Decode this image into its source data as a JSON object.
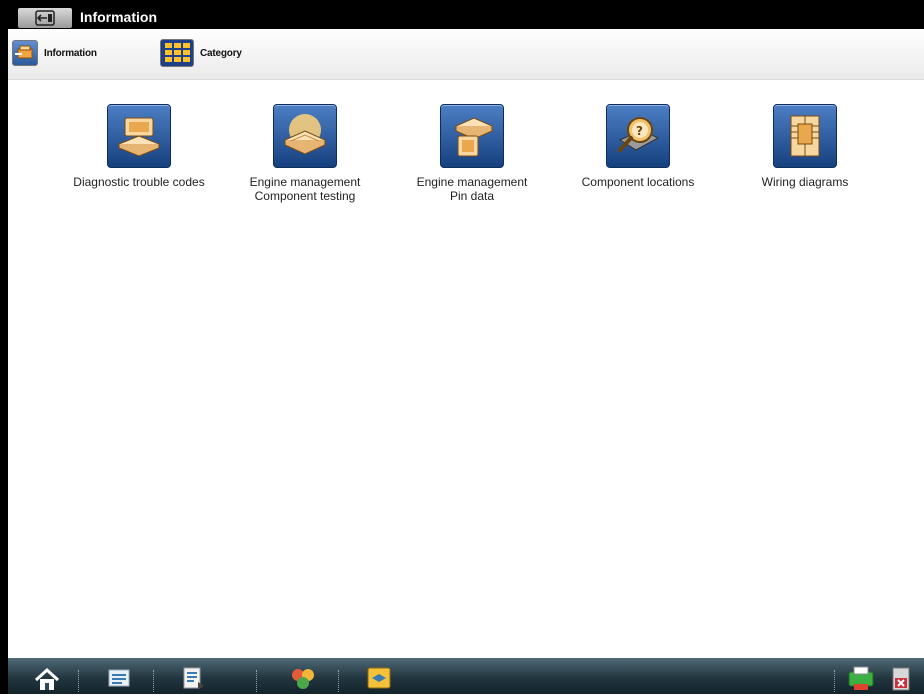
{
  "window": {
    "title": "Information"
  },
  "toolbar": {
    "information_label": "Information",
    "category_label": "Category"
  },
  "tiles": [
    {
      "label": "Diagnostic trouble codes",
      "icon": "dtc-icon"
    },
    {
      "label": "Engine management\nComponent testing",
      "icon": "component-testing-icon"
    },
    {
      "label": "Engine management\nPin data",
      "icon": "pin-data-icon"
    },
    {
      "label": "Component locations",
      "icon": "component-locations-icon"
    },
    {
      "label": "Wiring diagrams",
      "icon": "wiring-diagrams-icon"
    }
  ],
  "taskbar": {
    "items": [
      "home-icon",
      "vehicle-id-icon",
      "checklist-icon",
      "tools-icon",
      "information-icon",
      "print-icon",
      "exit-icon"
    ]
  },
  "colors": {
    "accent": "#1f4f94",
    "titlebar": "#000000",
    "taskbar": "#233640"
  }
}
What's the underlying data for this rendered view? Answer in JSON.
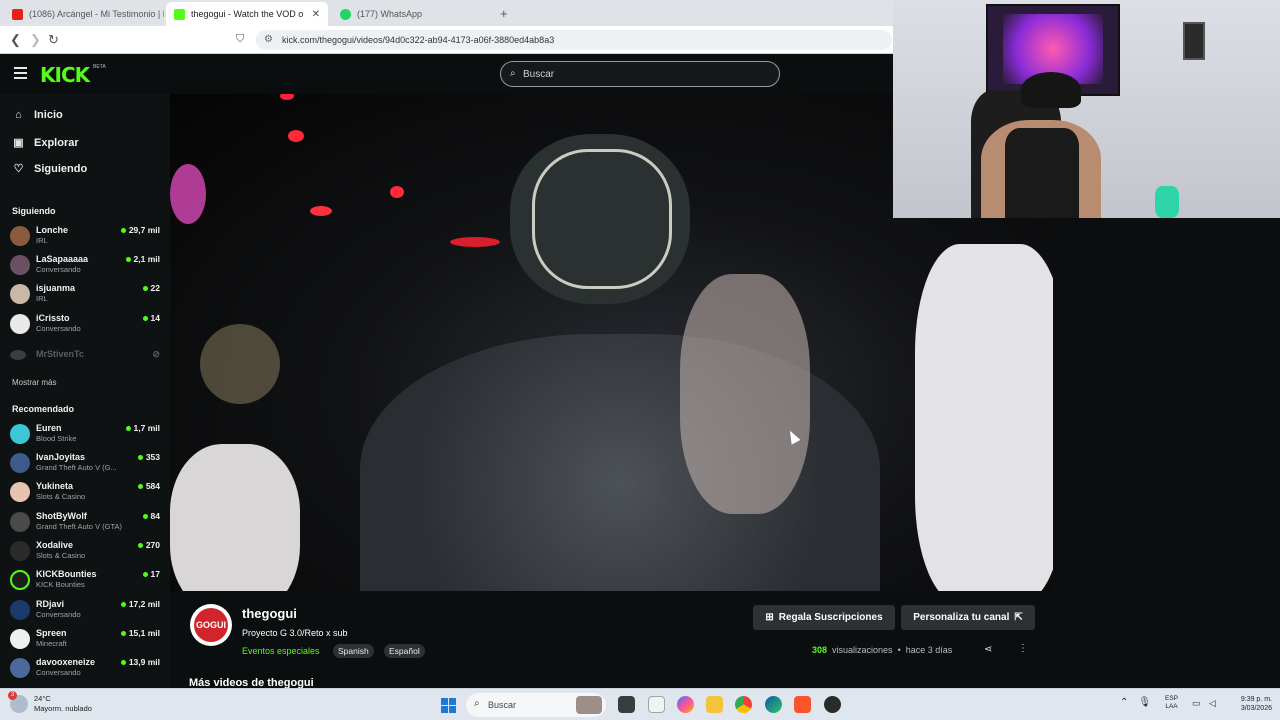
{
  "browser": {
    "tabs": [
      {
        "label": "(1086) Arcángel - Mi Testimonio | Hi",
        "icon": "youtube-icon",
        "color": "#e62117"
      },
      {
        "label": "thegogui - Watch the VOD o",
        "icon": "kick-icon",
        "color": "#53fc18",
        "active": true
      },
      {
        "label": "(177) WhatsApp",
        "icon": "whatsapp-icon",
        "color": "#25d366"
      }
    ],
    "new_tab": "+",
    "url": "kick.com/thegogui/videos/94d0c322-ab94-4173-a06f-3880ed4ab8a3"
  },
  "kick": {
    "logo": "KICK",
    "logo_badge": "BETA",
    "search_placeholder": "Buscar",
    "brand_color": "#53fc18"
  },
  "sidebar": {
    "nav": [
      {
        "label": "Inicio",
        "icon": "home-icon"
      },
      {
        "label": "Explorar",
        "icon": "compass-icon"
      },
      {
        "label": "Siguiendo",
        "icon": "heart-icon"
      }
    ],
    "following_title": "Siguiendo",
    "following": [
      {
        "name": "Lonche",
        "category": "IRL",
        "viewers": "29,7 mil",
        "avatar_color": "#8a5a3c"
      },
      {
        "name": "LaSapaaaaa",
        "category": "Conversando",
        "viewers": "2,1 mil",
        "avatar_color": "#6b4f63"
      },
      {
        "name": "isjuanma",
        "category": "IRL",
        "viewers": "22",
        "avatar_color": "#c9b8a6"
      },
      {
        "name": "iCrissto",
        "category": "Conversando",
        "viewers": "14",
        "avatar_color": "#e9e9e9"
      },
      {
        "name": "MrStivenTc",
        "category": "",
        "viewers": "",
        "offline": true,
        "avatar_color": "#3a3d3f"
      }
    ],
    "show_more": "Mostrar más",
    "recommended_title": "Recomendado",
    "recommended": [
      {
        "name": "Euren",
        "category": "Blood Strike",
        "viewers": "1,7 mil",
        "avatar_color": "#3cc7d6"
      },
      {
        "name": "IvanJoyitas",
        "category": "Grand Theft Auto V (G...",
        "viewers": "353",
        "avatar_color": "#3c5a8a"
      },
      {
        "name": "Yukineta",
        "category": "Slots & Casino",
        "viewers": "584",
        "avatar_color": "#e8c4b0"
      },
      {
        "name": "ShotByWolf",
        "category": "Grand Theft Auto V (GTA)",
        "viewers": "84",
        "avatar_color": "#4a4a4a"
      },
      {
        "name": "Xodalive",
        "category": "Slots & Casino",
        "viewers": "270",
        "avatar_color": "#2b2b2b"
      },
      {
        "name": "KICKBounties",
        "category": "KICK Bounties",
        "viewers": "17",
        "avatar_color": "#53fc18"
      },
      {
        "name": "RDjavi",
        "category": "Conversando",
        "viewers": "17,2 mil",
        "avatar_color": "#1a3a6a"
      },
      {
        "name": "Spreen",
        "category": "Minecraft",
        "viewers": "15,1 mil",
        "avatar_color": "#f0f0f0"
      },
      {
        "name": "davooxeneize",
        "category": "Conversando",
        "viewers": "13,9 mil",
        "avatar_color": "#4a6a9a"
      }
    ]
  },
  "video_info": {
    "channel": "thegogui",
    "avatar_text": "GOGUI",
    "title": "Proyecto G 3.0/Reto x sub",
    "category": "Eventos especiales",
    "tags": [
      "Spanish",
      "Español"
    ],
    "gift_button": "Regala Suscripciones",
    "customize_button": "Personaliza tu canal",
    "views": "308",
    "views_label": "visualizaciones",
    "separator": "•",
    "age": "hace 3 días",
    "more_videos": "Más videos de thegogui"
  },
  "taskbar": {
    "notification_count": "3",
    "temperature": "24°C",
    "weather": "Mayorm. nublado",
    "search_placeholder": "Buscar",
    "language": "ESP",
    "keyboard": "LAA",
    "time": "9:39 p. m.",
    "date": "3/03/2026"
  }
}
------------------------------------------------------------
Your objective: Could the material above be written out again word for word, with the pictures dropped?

Result for this task:
Decode this image into its source data as a JSON object.
{
  "window": {
    "title": "Information"
  },
  "toolbar": {
    "information_label": "Information",
    "category_label": "Category"
  },
  "tiles": [
    {
      "label": "Diagnostic trouble codes",
      "icon": "dtc-icon"
    },
    {
      "label": "Engine management\nComponent testing",
      "icon": "component-testing-icon"
    },
    {
      "label": "Engine management\nPin data",
      "icon": "pin-data-icon"
    },
    {
      "label": "Component locations",
      "icon": "component-locations-icon"
    },
    {
      "label": "Wiring diagrams",
      "icon": "wiring-diagrams-icon"
    }
  ],
  "taskbar": {
    "items": [
      "home-icon",
      "vehicle-id-icon",
      "checklist-icon",
      "tools-icon",
      "information-icon",
      "print-icon",
      "exit-icon"
    ]
  },
  "colors": {
    "accent": "#1f4f94",
    "titlebar": "#000000",
    "taskbar": "#233640"
  }
}
What's the underlying data for this rendered view? Answer in JSON.
{
  "browser": {
    "tabs": [
      {
        "label": "(1086) Arcángel - Mi Testimonio | Hi",
        "icon": "youtube-icon",
        "color": "#e62117"
      },
      {
        "label": "thegogui - Watch the VOD o",
        "icon": "kick-icon",
        "color": "#53fc18",
        "active": true
      },
      {
        "label": "(177) WhatsApp",
        "icon": "whatsapp-icon",
        "color": "#25d366"
      }
    ],
    "new_tab": "+",
    "url": "kick.com/thegogui/videos/94d0c322-ab94-4173-a06f-3880ed4ab8a3"
  },
  "kick": {
    "logo": "KICK",
    "logo_badge": "BETA",
    "search_placeholder": "Buscar",
    "brand_color": "#53fc18"
  },
  "sidebar": {
    "nav": [
      {
        "label": "Inicio",
        "icon": "home-icon"
      },
      {
        "label": "Explorar",
        "icon": "compass-icon"
      },
      {
        "label": "Siguiendo",
        "icon": "heart-icon"
      }
    ],
    "following_title": "Siguiendo",
    "following": [
      {
        "name": "Lonche",
        "category": "IRL",
        "viewers": "29,7 mil",
        "avatar_color": "#8a5a3c"
      },
      {
        "name": "LaSapaaaaa",
        "category": "Conversando",
        "viewers": "2,1 mil",
        "avatar_color": "#6b4f63"
      },
      {
        "name": "isjuanma",
        "category": "IRL",
        "viewers": "22",
        "avatar_color": "#c9b8a6"
      },
      {
        "name": "iCrissto",
        "category": "Conversando",
        "viewers": "14",
        "avatar_color": "#e9e9e9"
      },
      {
        "name": "MrStivenTc",
        "category": "",
        "viewers": "",
        "offline": true,
        "avatar_color": "#3a3d3f"
      }
    ],
    "show_more": "Mostrar más",
    "recommended_title": "Recomendado",
    "recommended": [
      {
        "name": "Euren",
        "category": "Blood Strike",
        "viewers": "1,7 mil",
        "avatar_color": "#3cc7d6"
      },
      {
        "name": "IvanJoyitas",
        "category": "Grand Theft Auto V (G...",
        "viewers": "353",
        "avatar_color": "#3c5a8a"
      },
      {
        "name": "Yukineta",
        "category": "Slots & Casino",
        "viewers": "584",
        "avatar_color": "#e8c4b0"
      },
      {
        "name": "ShotByWolf",
        "category": "Grand Theft Auto V (GTA)",
        "viewers": "84",
        "avatar_color": "#4a4a4a"
      },
      {
        "name": "Xodalive",
        "category": "Slots & Casino",
        "viewers": "270",
        "avatar_color": "#2b2b2b"
      },
      {
        "name": "KICKBounties",
        "category": "KICK Bounties",
        "viewers": "17",
        "avatar_color": "#53fc18"
      },
      {
        "name": "RDjavi",
        "category": "Conversando",
        "viewers": "17,2 mil",
        "avatar_color": "#1a3a6a"
      },
      {
        "name": "Spreen",
        "category": "Minecraft",
        "viewers": "15,1 mil",
        "avatar_color": "#f0f0f0"
      },
      {
        "name": "davooxeneize",
        "category": "Conversando",
        "viewers": "13,9 mil",
        "avatar_color": "#4a6a9a"
      }
    ]
  },
  "video_info": {
    "channel": "thegogui",
    "avatar_text": "GOGUI",
    "title": "Proyecto G 3.0/Reto x sub",
    "category": "Eventos especiales",
    "tags": [
      "Spanish",
      "Español"
    ],
    "gift_button": "Regala Suscripciones",
    "customize_button": "Personaliza tu canal",
    "views": "308",
    "views_label": "visualizaciones",
    "separator": "•",
    "age": "hace 3 días",
    "more_videos": "Más videos de thegogui"
  },
  "taskbar": {
    "notification_count": "3",
    "temperature": "24°C",
    "weather": "Mayorm. nublado",
    "search_placeholder": "Buscar",
    "language": "ESP",
    "keyboard": "LAA",
    "time": "9:39 p. m.",
    "date": "3/03/2026"
  }
}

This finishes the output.